# [Task description]
Run through the records and show each line that includes the string "الحجز".

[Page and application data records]
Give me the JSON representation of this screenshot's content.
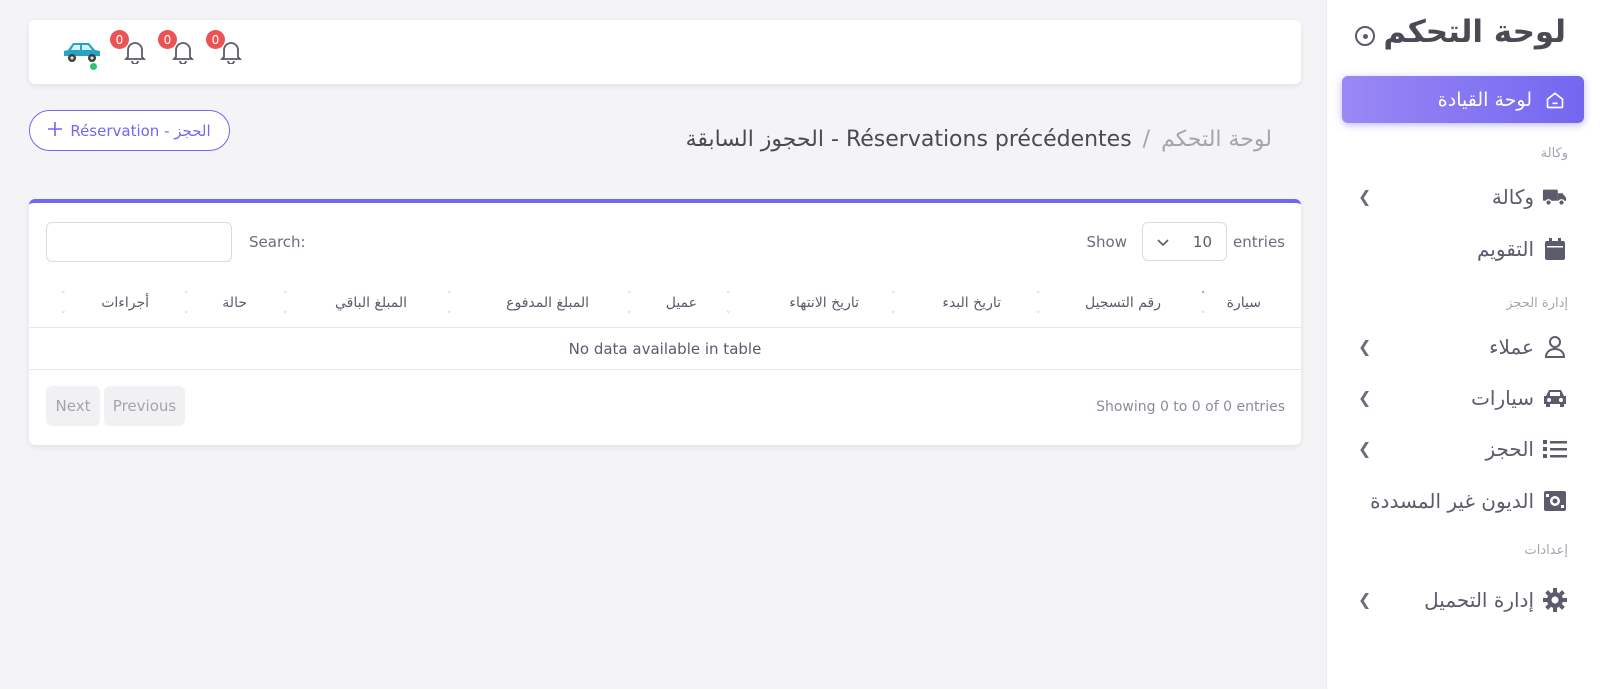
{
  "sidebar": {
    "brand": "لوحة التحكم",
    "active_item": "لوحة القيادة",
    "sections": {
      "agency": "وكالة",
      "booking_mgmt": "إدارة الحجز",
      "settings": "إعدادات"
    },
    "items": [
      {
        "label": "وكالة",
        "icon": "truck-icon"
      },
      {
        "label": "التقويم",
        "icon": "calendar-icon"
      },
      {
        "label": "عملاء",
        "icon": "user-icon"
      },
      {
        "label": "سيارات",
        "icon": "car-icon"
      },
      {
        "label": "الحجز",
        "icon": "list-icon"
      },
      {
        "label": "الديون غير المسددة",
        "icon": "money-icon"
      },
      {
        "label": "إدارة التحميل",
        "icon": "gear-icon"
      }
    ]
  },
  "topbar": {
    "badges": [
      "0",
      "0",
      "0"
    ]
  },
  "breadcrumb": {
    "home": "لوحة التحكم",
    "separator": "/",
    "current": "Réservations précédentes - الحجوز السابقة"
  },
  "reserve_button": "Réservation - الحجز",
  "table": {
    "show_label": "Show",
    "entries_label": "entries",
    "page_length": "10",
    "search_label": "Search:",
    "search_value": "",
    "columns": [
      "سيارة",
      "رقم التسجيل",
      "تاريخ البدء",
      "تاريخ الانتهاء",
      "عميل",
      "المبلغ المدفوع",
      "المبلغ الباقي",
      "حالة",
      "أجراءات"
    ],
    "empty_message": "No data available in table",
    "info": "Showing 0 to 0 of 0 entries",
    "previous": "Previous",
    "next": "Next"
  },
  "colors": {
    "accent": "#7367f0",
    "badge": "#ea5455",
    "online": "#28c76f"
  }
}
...
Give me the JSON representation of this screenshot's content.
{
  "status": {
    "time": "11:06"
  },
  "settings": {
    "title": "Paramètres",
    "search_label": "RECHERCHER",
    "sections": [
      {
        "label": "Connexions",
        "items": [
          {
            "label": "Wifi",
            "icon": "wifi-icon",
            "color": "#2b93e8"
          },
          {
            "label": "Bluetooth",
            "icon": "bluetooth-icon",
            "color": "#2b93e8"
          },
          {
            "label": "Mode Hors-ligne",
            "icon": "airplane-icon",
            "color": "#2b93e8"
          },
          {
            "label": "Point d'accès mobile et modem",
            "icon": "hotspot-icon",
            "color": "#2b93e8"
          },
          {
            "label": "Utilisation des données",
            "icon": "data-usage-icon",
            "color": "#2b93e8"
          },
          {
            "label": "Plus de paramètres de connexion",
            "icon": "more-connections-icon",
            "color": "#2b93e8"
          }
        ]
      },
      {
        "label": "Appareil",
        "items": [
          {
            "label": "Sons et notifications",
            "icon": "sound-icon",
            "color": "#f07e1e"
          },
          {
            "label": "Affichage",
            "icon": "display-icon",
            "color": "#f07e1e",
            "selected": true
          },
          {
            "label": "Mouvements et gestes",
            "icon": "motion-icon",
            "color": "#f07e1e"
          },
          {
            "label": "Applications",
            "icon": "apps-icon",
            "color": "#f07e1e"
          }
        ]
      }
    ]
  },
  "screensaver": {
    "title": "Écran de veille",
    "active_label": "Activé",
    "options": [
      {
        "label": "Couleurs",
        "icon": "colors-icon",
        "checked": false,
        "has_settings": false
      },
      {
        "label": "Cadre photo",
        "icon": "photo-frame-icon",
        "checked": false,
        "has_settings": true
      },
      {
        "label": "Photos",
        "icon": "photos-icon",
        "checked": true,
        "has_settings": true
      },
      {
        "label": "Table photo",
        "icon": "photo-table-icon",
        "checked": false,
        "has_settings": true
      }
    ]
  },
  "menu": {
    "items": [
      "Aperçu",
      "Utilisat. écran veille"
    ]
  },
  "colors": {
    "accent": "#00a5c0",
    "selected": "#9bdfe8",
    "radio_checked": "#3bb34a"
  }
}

# [Reply]
      "booking_mgmt": "إدارة الحجز",
        "label": "الحجز",
  "reserve_button": "Réservation - الحجز",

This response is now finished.